Dataset rows describing interfaces
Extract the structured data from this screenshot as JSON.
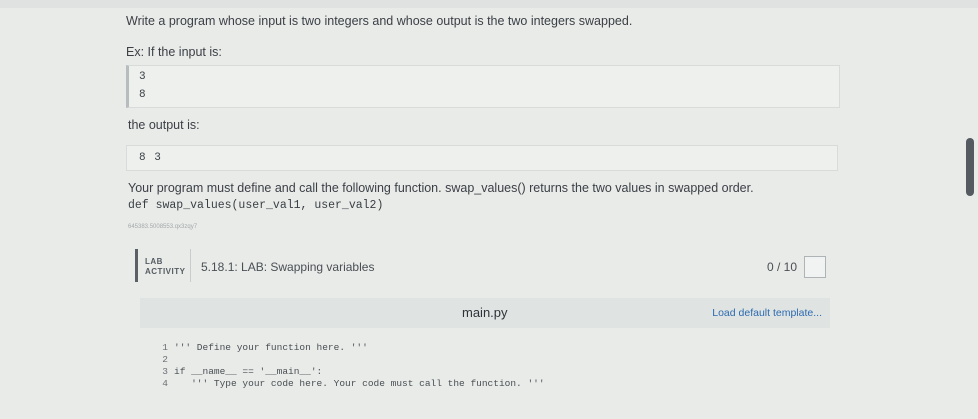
{
  "problem": {
    "statement": "Write a program whose input is two integers and whose output is the two integers swapped.",
    "example_intro": "Ex: If the input is:",
    "sample_input": [
      "3",
      "8"
    ],
    "output_intro": "the output is:",
    "sample_output": "8 3",
    "define_text": "Your program must define and call the following function. swap_values() returns the two values in swapped order.",
    "signature": "def swap_values(user_val1, user_val2)",
    "identifier": "645383.5008553.qx3zqy7"
  },
  "lab": {
    "badge_line1": "LAB",
    "badge_line2": "ACTIVITY",
    "title": "5.18.1: LAB: Swapping variables",
    "score": "0 / 10"
  },
  "editor": {
    "filename": "main.py",
    "load_template": "Load default template...",
    "lines": [
      {
        "num": "1",
        "code": "''' Define your function here. '''"
      },
      {
        "num": "2",
        "code": ""
      },
      {
        "num": "3",
        "code": "if __name__ == '__main__':"
      },
      {
        "num": "4",
        "code": "   ''' Type your code here. Your code must call the function. '''"
      }
    ]
  }
}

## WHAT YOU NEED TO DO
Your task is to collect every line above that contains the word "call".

## TASK OUTPUT
    "define_text": "Your program must define and call the following function. swap_values() returns the two values in swapped order.",
        "code": "   ''' Type your code here. Your code must call the function. '''"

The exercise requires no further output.